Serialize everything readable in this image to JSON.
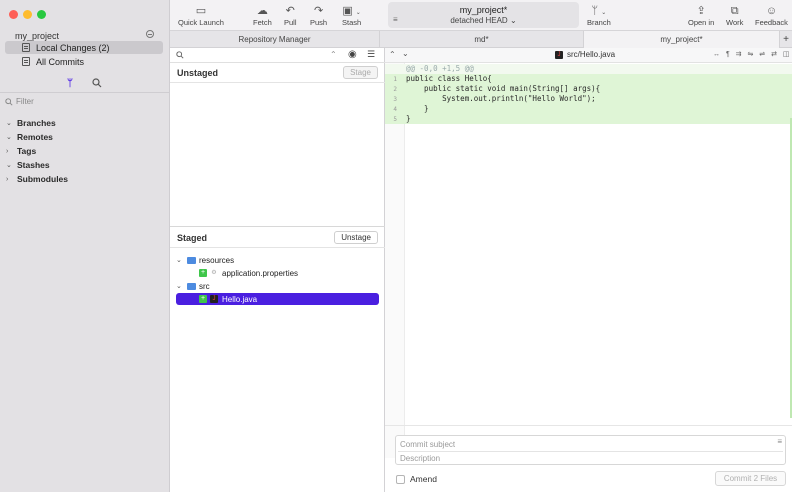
{
  "sidebar": {
    "project": "my_project",
    "items": [
      {
        "label": "Local Changes (2)"
      },
      {
        "label": "All Commits"
      }
    ],
    "filter_placeholder": "Filter",
    "sections": [
      "Branches",
      "Remotes",
      "Tags",
      "Stashes",
      "Submodules"
    ]
  },
  "toolbar": {
    "quick_launch": "Quick Launch",
    "fetch": "Fetch",
    "pull": "Pull",
    "push": "Push",
    "stash": "Stash",
    "repo_name": "my_project*",
    "head_state": "detached HEAD",
    "branch": "Branch",
    "open_in": "Open in",
    "work": "Work",
    "feedback": "Feedback"
  },
  "tabs": [
    {
      "label": "Repository Manager"
    },
    {
      "label": "md*"
    },
    {
      "label": "my_project*"
    },
    {
      "label": "+"
    }
  ],
  "changes": {
    "unstaged_title": "Unstaged",
    "stage_button": "Stage",
    "staged_title": "Staged",
    "unstage_button": "Unstage",
    "tree": {
      "folder1": "resources",
      "file1": "application.properties",
      "folder2": "src",
      "file2": "Hello.java"
    }
  },
  "editor": {
    "file_path": "src/Hello.java",
    "hunk": "@@ -0,0 +1,5 @@",
    "lines": [
      {
        "n": "1",
        "text": "public class Hello{"
      },
      {
        "n": "2",
        "text": "    public static void main(String[] args){"
      },
      {
        "n": "3",
        "text": "        System.out.println(\"Hello World\");"
      },
      {
        "n": "4",
        "text": "    }"
      },
      {
        "n": "5",
        "text": "}"
      }
    ]
  },
  "commit": {
    "subject_placeholder": "Commit subject",
    "description_placeholder": "Description",
    "amend_label": "Amend",
    "commit_button": "Commit 2 Files"
  },
  "colors": {
    "selection": "#4a1fe0",
    "added_line": "#dff5d6",
    "folder": "#4d8be0",
    "added_badge": "#3fc64a"
  }
}
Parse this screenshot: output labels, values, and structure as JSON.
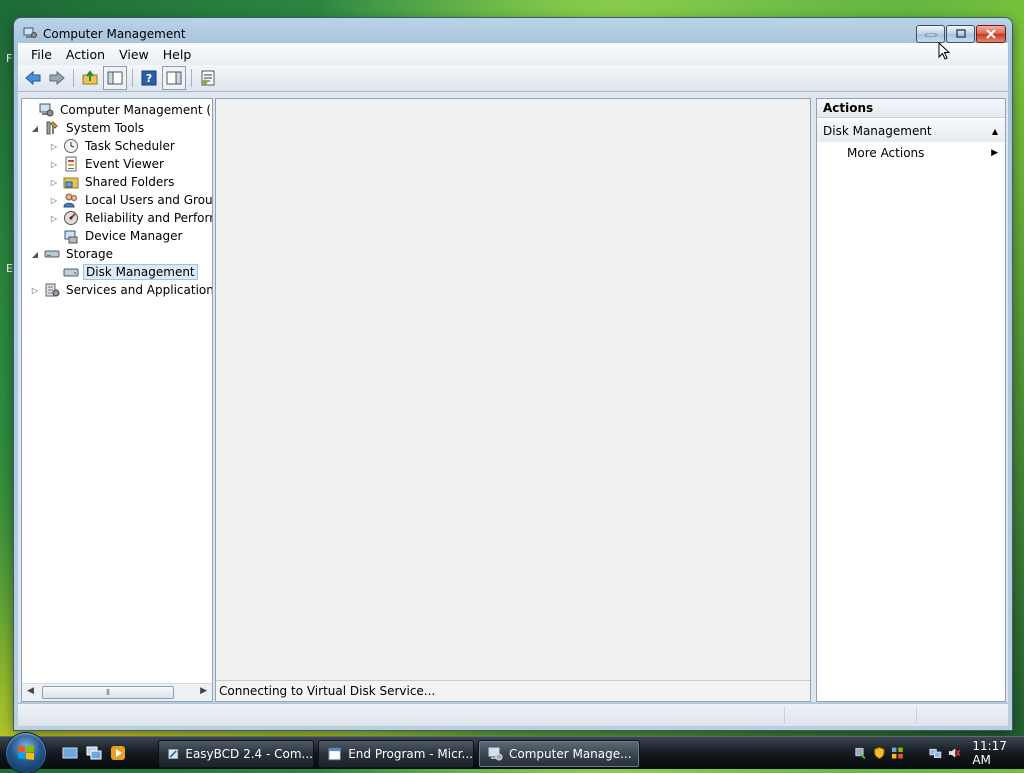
{
  "window": {
    "title": "Computer Management",
    "menu": [
      "File",
      "Action",
      "View",
      "Help"
    ]
  },
  "toolbar": {
    "buttons": [
      "back-icon",
      "forward-icon",
      "up-folder-icon",
      "show-hide-tree-icon",
      "help-icon",
      "show-hide-action-pane-icon",
      "properties-icon"
    ]
  },
  "tree": {
    "items": [
      {
        "label": "Computer Management (Local",
        "level": 0,
        "expander": "",
        "icon": "computer-management-icon"
      },
      {
        "label": "System Tools",
        "level": 1,
        "expander": "expanded",
        "icon": "tools-icon"
      },
      {
        "label": "Task Scheduler",
        "level": 2,
        "expander": "collapsed",
        "icon": "clock-icon"
      },
      {
        "label": "Event Viewer",
        "level": 2,
        "expander": "collapsed",
        "icon": "event-viewer-icon"
      },
      {
        "label": "Shared Folders",
        "level": 2,
        "expander": "collapsed",
        "icon": "shared-folder-icon"
      },
      {
        "label": "Local Users and Groups",
        "level": 2,
        "expander": "collapsed",
        "icon": "users-icon"
      },
      {
        "label": "Reliability and Performa",
        "level": 2,
        "expander": "collapsed",
        "icon": "performance-icon"
      },
      {
        "label": "Device Manager",
        "level": 2,
        "expander": "",
        "icon": "device-manager-icon"
      },
      {
        "label": "Storage",
        "level": 1,
        "expander": "expanded",
        "icon": "storage-icon"
      },
      {
        "label": "Disk Management",
        "level": 2,
        "expander": "",
        "icon": "disk-icon",
        "selected": true
      },
      {
        "label": "Services and Applications",
        "level": 1,
        "expander": "collapsed",
        "icon": "services-icon"
      }
    ]
  },
  "center": {
    "status_text": "Connecting to Virtual Disk Service..."
  },
  "actions": {
    "header": "Actions",
    "section": "Disk Management",
    "items": [
      "More Actions"
    ]
  },
  "taskbar": {
    "buttons": [
      {
        "label": "EasyBCD 2.4 - Com...",
        "active": false
      },
      {
        "label": "End Program - Micr...",
        "active": false
      },
      {
        "label": "Computer Manage...",
        "active": true
      }
    ],
    "clock": "11:17 AM"
  },
  "colors": {
    "titlebar": "#b9d3e8",
    "selection": "#dceaf7",
    "taskbar": "#141a20",
    "close_button": "#c23a22"
  }
}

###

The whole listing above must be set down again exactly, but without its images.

Solution
Serialize everything readable in this image to JSON.
{
  "sidebar": {
    "project": "my_project",
    "items": [
      {
        "label": "Local Changes (2)"
      },
      {
        "label": "All Commits"
      }
    ],
    "filter_placeholder": "Filter",
    "sections": [
      "Branches",
      "Remotes",
      "Tags",
      "Stashes",
      "Submodules"
    ]
  },
  "toolbar": {
    "quick_launch": "Quick Launch",
    "fetch": "Fetch",
    "pull": "Pull",
    "push": "Push",
    "stash": "Stash",
    "repo_name": "my_project*",
    "head_state": "detached HEAD",
    "branch": "Branch",
    "open_in": "Open in",
    "work": "Work",
    "feedback": "Feedback"
  },
  "tabs": [
    {
      "label": "Repository Manager"
    },
    {
      "label": "md*"
    },
    {
      "label": "my_project*"
    },
    {
      "label": "+"
    }
  ],
  "changes": {
    "unstaged_title": "Unstaged",
    "stage_button": "Stage",
    "staged_title": "Staged",
    "unstage_button": "Unstage",
    "tree": {
      "folder1": "resources",
      "file1": "application.properties",
      "folder2": "src",
      "file2": "Hello.java"
    }
  },
  "editor": {
    "file_path": "src/Hello.java",
    "hunk": "@@ -0,0 +1,5 @@",
    "lines": [
      {
        "n": "1",
        "text": "public class Hello{"
      },
      {
        "n": "2",
        "text": "    public static void main(String[] args){"
      },
      {
        "n": "3",
        "text": "        System.out.println(\"Hello World\");"
      },
      {
        "n": "4",
        "text": "    }"
      },
      {
        "n": "5",
        "text": "}"
      }
    ]
  },
  "commit": {
    "subject_placeholder": "Commit subject",
    "description_placeholder": "Description",
    "amend_label": "Amend",
    "commit_button": "Commit 2 Files"
  },
  "colors": {
    "selection": "#4a1fe0",
    "added_line": "#dff5d6",
    "folder": "#4d8be0",
    "added_badge": "#3fc64a"
  }
}
Parse this screenshot: output labels, values, and structure as JSON.
{
  "window": {
    "title": "Computer Management",
    "menu": [
      "File",
      "Action",
      "View",
      "Help"
    ]
  },
  "toolbar": {
    "buttons": [
      "back-icon",
      "forward-icon",
      "up-folder-icon",
      "show-hide-tree-icon",
      "help-icon",
      "show-hide-action-pane-icon",
      "properties-icon"
    ]
  },
  "tree": {
    "items": [
      {
        "label": "Computer Management (Local",
        "level": 0,
        "expander": "",
        "icon": "computer-management-icon"
      },
      {
        "label": "System Tools",
        "level": 1,
        "expander": "expanded",
        "icon": "tools-icon"
      },
      {
        "label": "Task Scheduler",
        "level": 2,
        "expander": "collapsed",
        "icon": "clock-icon"
      },
      {
        "label": "Event Viewer",
        "level": 2,
        "expander": "collapsed",
        "icon": "event-viewer-icon"
      },
      {
        "label": "Shared Folders",
        "level": 2,
        "expander": "collapsed",
        "icon": "shared-folder-icon"
      },
      {
        "label": "Local Users and Groups",
        "level": 2,
        "expander": "collapsed",
        "icon": "users-icon"
      },
      {
        "label": "Reliability and Performa",
        "level": 2,
        "expander": "collapsed",
        "icon": "performance-icon"
      },
      {
        "label": "Device Manager",
        "level": 2,
        "expander": "",
        "icon": "device-manager-icon"
      },
      {
        "label": "Storage",
        "level": 1,
        "expander": "expanded",
        "icon": "storage-icon"
      },
      {
        "label": "Disk Management",
        "level": 2,
        "expander": "",
        "icon": "disk-icon",
        "selected": true
      },
      {
        "label": "Services and Applications",
        "level": 1,
        "expander": "collapsed",
        "icon": "services-icon"
      }
    ]
  },
  "center": {
    "status_text": "Connecting to Virtual Disk Service..."
  },
  "actions": {
    "header": "Actions",
    "section": "Disk Management",
    "items": [
      "More Actions"
    ]
  },
  "taskbar": {
    "buttons": [
      {
        "label": "EasyBCD 2.4 - Com...",
        "active": false
      },
      {
        "label": "End Program - Micr...",
        "active": false
      },
      {
        "label": "Computer Manage...",
        "active": true
      }
    ],
    "clock": "11:17 AM"
  },
  "colors": {
    "titlebar": "#b9d3e8",
    "selection": "#dceaf7",
    "taskbar": "#141a20",
    "close_button": "#c23a22"
  }
}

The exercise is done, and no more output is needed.